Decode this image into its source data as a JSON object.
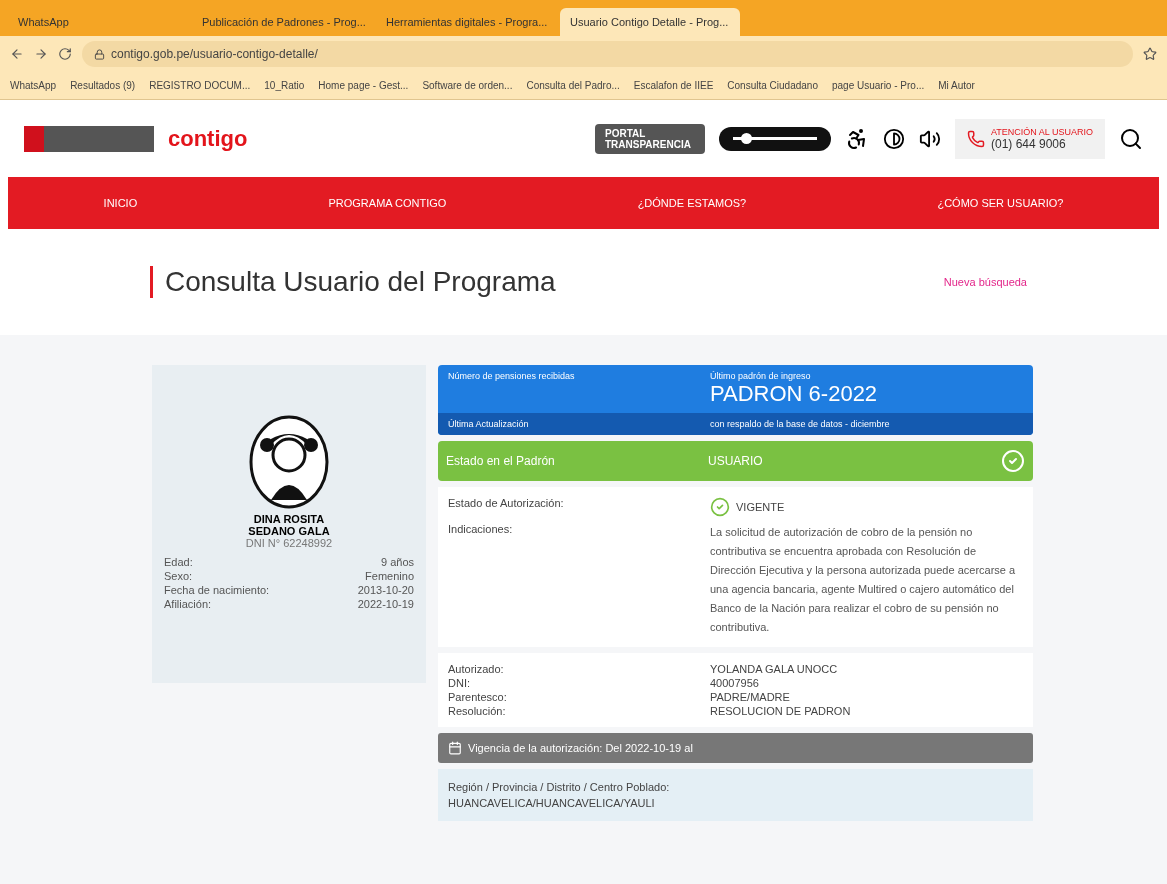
{
  "browser": {
    "tabs": [
      {
        "label": "WhatsApp",
        "selected": false
      },
      {
        "label": "Publicación de Padrones - Prog...",
        "selected": false
      },
      {
        "label": "Herramientas digitales - Progra...",
        "selected": false
      },
      {
        "label": "Usuario Contigo Detalle - Prog...",
        "selected": true
      }
    ],
    "url": "contigo.gob.pe/usuario-contigo-detalle/",
    "bookmarks": [
      "WhatsApp",
      "Resultados (9)",
      "REGISTRO DOCUM...",
      "10_Ratio",
      "Home page - Gest...",
      "Software de orden...",
      "Consulta del Padro...",
      "Escalafon de IIEE",
      "Consulta Ciudadano",
      "page Usuario - Pro...",
      "Mi Autor"
    ]
  },
  "header": {
    "logo": "contigo",
    "portal": "PORTAL TRANSPARENCIA",
    "zoom": {
      "level": 0.15
    },
    "support_label": "ATENCIÓN AL USUARIO",
    "support_phone": "(01) 644 9006"
  },
  "nav": [
    "INICIO",
    "PROGRAMA CONTIGO",
    "¿DÓNDE ESTAMOS?",
    "¿CÓMO SER USUARIO?"
  ],
  "title": "Consulta Usuario del Programa",
  "new_search": "Nueva búsqueda",
  "profile": {
    "name": "DINA ROSITA SEDANO GALA",
    "dni": "DNI N° 62248992",
    "fields": [
      {
        "label": "Edad:",
        "value": "9 años"
      },
      {
        "label": "Sexo:",
        "value": "Femenino"
      },
      {
        "label": "Fecha de nacimiento:",
        "value": "2013-10-20"
      },
      {
        "label": "Afiliación:",
        "value": "2022-10-19"
      }
    ]
  },
  "summary": {
    "left_label": "Número de pensiones recibidas",
    "right_label": "Último padrón de ingreso",
    "padron": "PADRON 6-2022",
    "update_label": "Última Actualización",
    "update_value": "con respaldo de la base de datos - diciembre"
  },
  "status": {
    "label": "Estado en el Padrón",
    "value": "USUARIO"
  },
  "authorization": {
    "label": "Estado de Autorización:",
    "value": "VIGENTE",
    "notes_label": "Indicaciones:",
    "notes": "La solicitud de autorización de cobro de la pensión no contributiva se encuentra aprobada con Resolución de Dirección Ejecutiva y la persona autorizada puede acercarse a una agencia bancaria, agente Multired o cajero automático del Banco de la Nación para realizar el cobro de su pensión no contributiva."
  },
  "authorized": [
    {
      "label": "Autorizado:",
      "value": "YOLANDA GALA UNOCC"
    },
    {
      "label": "DNI:",
      "value": "40007956"
    },
    {
      "label": "Parentesco:",
      "value": "PADRE/MADRE"
    },
    {
      "label": "Resolución:",
      "value": "RESOLUCION DE PADRON"
    }
  ],
  "validity": "Vigencia de la autorización: Del 2022-10-19 al",
  "location": {
    "label": "Región / Provincia / Distrito / Centro Poblado:",
    "value": "HUANCAVELICA/HUANCAVELICA/YAULI"
  }
}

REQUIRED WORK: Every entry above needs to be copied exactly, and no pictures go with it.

RESPONSE:
Decode this image into its source data as a JSON object.
{
  "browser": {
    "tabs": [
      {
        "label": "WhatsApp",
        "selected": false
      },
      {
        "label": "Publicación de Padrones - Prog...",
        "selected": false
      },
      {
        "label": "Herramientas digitales - Progra...",
        "selected": false
      },
      {
        "label": "Usuario Contigo Detalle - Prog...",
        "selected": true
      }
    ],
    "url": "contigo.gob.pe/usuario-contigo-detalle/",
    "bookmarks": [
      "WhatsApp",
      "Resultados (9)",
      "REGISTRO DOCUM...",
      "10_Ratio",
      "Home page - Gest...",
      "Software de orden...",
      "Consulta del Padro...",
      "Escalafon de IIEE",
      "Consulta Ciudadano",
      "page Usuario - Pro...",
      "Mi Autor"
    ]
  },
  "header": {
    "logo": "contigo",
    "portal": "PORTAL TRANSPARENCIA",
    "zoom": {
      "level": 0.15
    },
    "support_label": "ATENCIÓN AL USUARIO",
    "support_phone": "(01) 644 9006"
  },
  "nav": [
    "INICIO",
    "PROGRAMA CONTIGO",
    "¿DÓNDE ESTAMOS?",
    "¿CÓMO SER USUARIO?"
  ],
  "title": "Consulta Usuario del Programa",
  "new_search": "Nueva búsqueda",
  "profile": {
    "name": "DINA ROSITA SEDANO GALA",
    "dni": "DNI N° 62248992",
    "fields": [
      {
        "label": "Edad:",
        "value": "9 años"
      },
      {
        "label": "Sexo:",
        "value": "Femenino"
      },
      {
        "label": "Fecha de nacimiento:",
        "value": "2013-10-20"
      },
      {
        "label": "Afiliación:",
        "value": "2022-10-19"
      }
    ]
  },
  "summary": {
    "left_label": "Número de pensiones recibidas",
    "right_label": "Último padrón de ingreso",
    "padron": "PADRON 6-2022",
    "update_label": "Última Actualización",
    "update_value": "con respaldo de la base de datos - diciembre"
  },
  "status": {
    "label": "Estado en el Padrón",
    "value": "USUARIO"
  },
  "authorization": {
    "label": "Estado de Autorización:",
    "value": "VIGENTE",
    "notes_label": "Indicaciones:",
    "notes": "La solicitud de autorización de cobro de la pensión no contributiva se encuentra aprobada con Resolución de Dirección Ejecutiva y la persona autorizada puede acercarse a una agencia bancaria, agente Multired o cajero automático del Banco de la Nación para realizar el cobro de su pensión no contributiva."
  },
  "authorized": [
    {
      "label": "Autorizado:",
      "value": "YOLANDA GALA UNOCC"
    },
    {
      "label": "DNI:",
      "value": "40007956"
    },
    {
      "label": "Parentesco:",
      "value": "PADRE/MADRE"
    },
    {
      "label": "Resolución:",
      "value": "RESOLUCION DE PADRON"
    }
  ],
  "validity": "Vigencia de la autorización: Del 2022-10-19 al",
  "location": {
    "label": "Región / Provincia / Distrito / Centro Poblado:",
    "value": "HUANCAVELICA/HUANCAVELICA/YAULI"
  }
}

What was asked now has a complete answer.